Kapiti’s Jo Johannsen only started running a year ago and she’s raced just a handful of times.
But on Saturday, she blitzed some of the world’s best trail runners in the central North Island’s Vibram Tarawera Ultramarathon.
Johannsen, 33, took the lead about 15km after the Rotorua Redwoods start. Showing powerful composure in difficult conditions, she steadily opened a nine-minute gap over Claire Walton (UK) and Dawn Tuffery (NZ), stopping the clock at 7hrs 2min after 69 demanding kilometres.
“I felt comfortable the whole way,” Johannsen said at the Lake Okareka finish, while pelted by heavy rain. “I was just making sure my legs were ticking over, tick-tick-tick-tick, and keeping my back straight.”
“I didn’t know what to expect beforehand — if I could keep up with the elites. I’m so new to all this. But I must be doing something right!”
She reckons she’s become “obsessed” with ultra trail running the last year, packing in 30 hours a week training, starting at 4am before work. According to her running friend and crew support at the Tarawera Ultra, she also has mental toughness in spades.
“I like pushing it to the limit,” is how Johannsen expressed it.
In the face of Cyclone Lusi, the Ultramarathon had revised courses of 69 km and 55km. The field of 850 from 28 countries still experienced the Bay of Plenty’s lakes and bush clad slopes. But the forecast proved accurate and there was no question race director, Paul Charteris made the right call in revising the route.
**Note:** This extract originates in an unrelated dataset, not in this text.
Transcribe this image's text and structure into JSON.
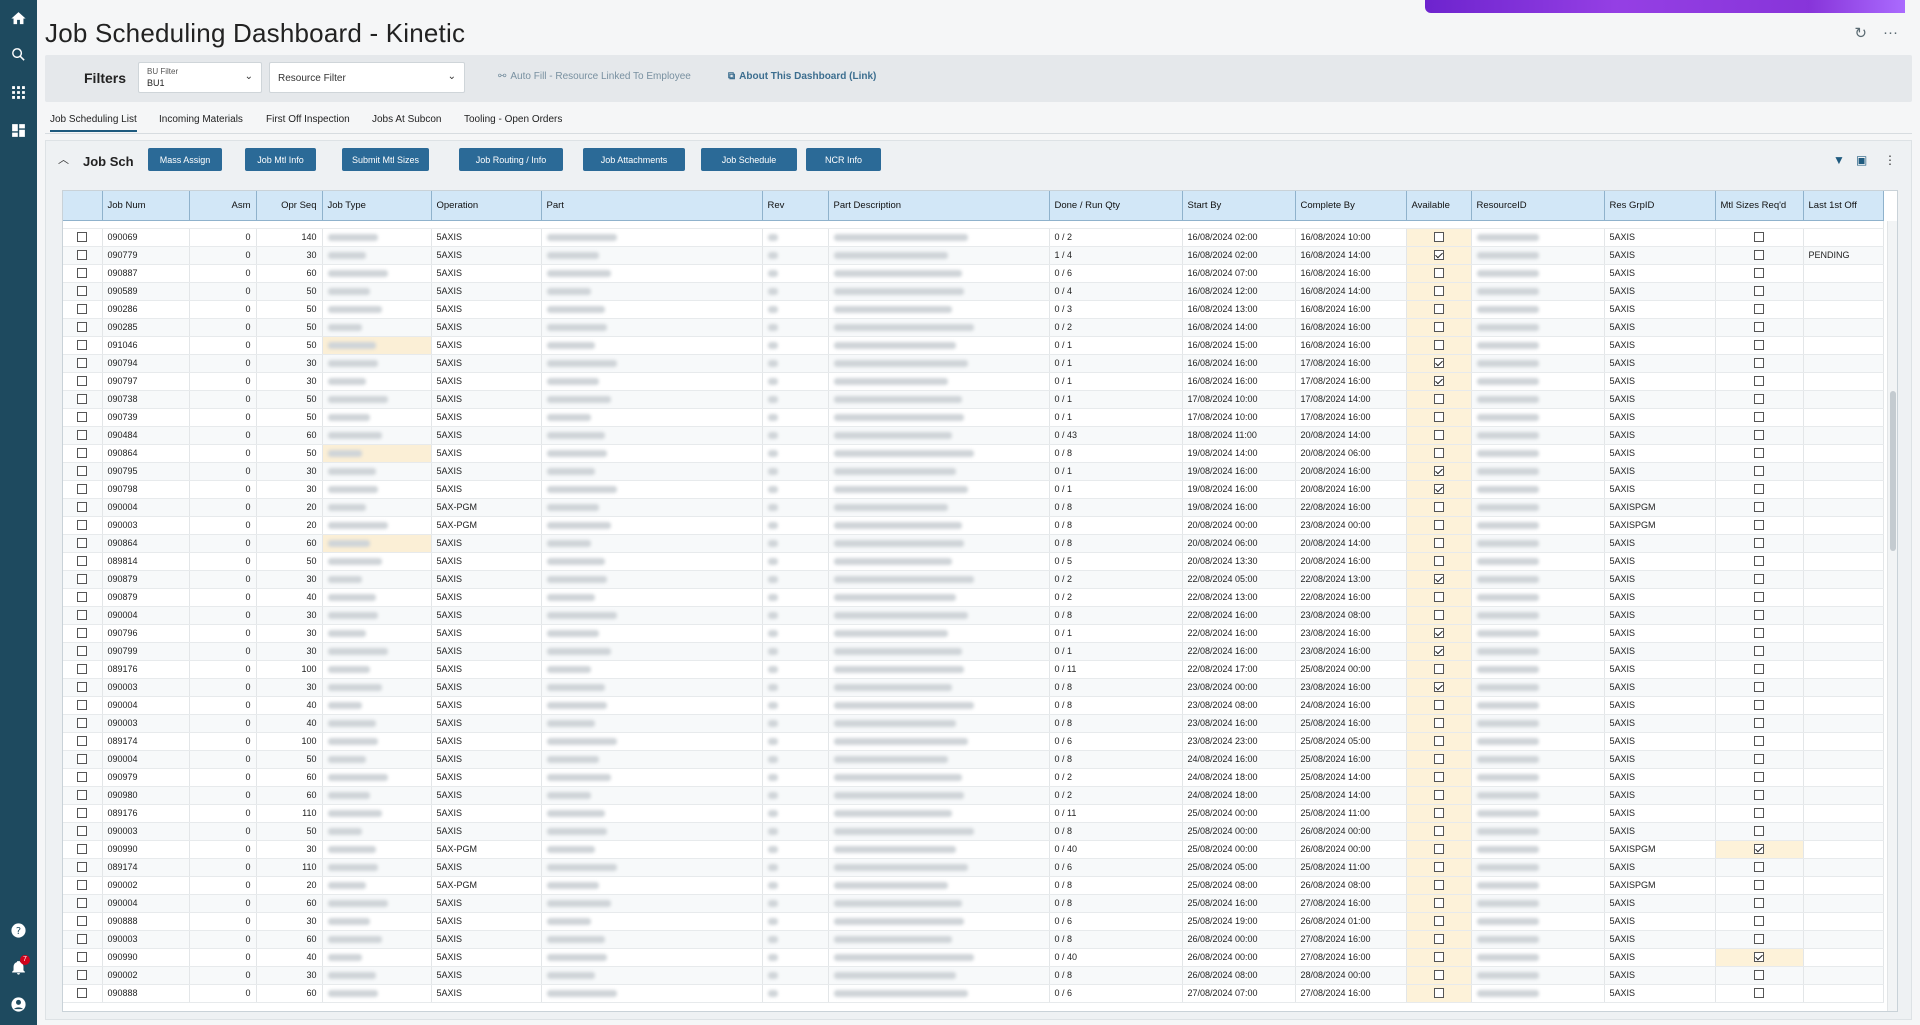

The men’s title was superbly defended by 2013 Tarawera Ultramarathon champion, Sage Canaday of Colorado, USA — whose online blog was a key inspiration for Johannsen.
Canaday was one of a large bunch that formed over the early kilometres, alongside other contenders including Kiwi’s Michael Aish, Vajin Armstrong and Scott Hawker and Mike Wardian from the USA.
Top Coast to Coast athlete Sam Clark of Whakatane dangled out front until about the 20km mark, at which stage Canaday, Aish and Armstrong moved clear.
“After Millar road [about half way] I made my big move on a very hard mile uphill. I kept pushing. I didn’t look back,” Canaday recounted. Fifteen kilometres later, he’d established a seven-minute lead, and by the finish, that had more than doubled.
Canaday kept the effort dialled up all the way, finishing in 5hrs 33min.
“You’re always on a fine line,” he said. “It was an honour to win for a second year – I love New Zealand and this race and it was great to be back.”
Second place in the men’s race went to China’s Yun Yanqiao, who put in a sterling display of smart pacing, moving up from fourth spot over the challenging Okataina Trail, which peaks out at almost 700m.
Yanqiao has little English, but his delight was abundantly clear: “Very enjoyed! In China [there are] no trails this way,” he said, beaming. His time was 5hrs 52min.
Next home was a trio of flying kiwis, with Armstrong (5hrs 57min) besting Aish by under a minute, and Hawker another eight minutes back. As late as 3 kilometres to go, Armstrong and Aish were almost neck and neck.
“For me it’s a learning curve — I left it all out there,” said Aish, who’s just starting out on the trails after retiring from road racing four years ago. “But Sage was in a different category today.”
- Report by: Jim Robinson ©
- Images by: Graeme Murray ©
- Sage Canaday – Hoka One One 5:33:38
- Yun Yan Qiao – The North Face 5:52:30
- Vajin Armstrong – MacPac 5:59:49
- Mike Aish – Mizuno 5:58:37
- Scott Hawker – Hoka One One 6:06:32
- Martin Gaffuri – New Balance 6:21:31
- Moritz Auf De Heidi 6:22:21
- Mike Wardian – Hoka One One 6:28:46
- Matt Murphy 6:36:27
- Manuel Lago 6:37:30
- Jo Johansen 7:02:43
- Claire Walton 7:11:48
- Dawn Tuffery 7:16:16
- Beth Cardelli – Salomon 7:18:54
- Meghan Arbogast – Scott Running 7:26:24
- Shona Stephenson – inov-8 7:26:24
- Fiona Hayvice 7:40:54
- Katrin Gottschalk 7:44:33
- Katherine Macmillan 7:44:33
- Sandy Nyper – Ink n Burn 7:57:24